Activity:
Which lines of the entries contain the string "title"? Please find them and copy them.
BEGIN Data to examine
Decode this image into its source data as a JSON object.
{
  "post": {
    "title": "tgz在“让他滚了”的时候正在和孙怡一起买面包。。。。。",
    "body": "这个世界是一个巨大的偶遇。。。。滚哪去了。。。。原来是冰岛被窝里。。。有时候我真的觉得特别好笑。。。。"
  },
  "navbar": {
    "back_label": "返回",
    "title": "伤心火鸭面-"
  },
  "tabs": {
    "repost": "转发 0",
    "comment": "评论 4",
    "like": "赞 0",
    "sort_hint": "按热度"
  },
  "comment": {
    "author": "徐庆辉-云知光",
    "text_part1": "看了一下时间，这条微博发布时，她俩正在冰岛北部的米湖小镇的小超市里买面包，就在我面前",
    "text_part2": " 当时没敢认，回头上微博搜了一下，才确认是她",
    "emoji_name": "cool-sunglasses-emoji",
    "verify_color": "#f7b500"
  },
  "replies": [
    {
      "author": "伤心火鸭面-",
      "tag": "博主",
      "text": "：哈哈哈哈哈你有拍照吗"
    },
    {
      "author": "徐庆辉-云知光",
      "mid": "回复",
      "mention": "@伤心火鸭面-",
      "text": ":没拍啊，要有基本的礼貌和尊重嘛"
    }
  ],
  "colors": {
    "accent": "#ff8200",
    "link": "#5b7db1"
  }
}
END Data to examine
Answer to this problem:
    "title": "tgz在“让他滚了”的时候正在和孙怡一起买面包。。。。。",
    "title": "伤心火鸭面-"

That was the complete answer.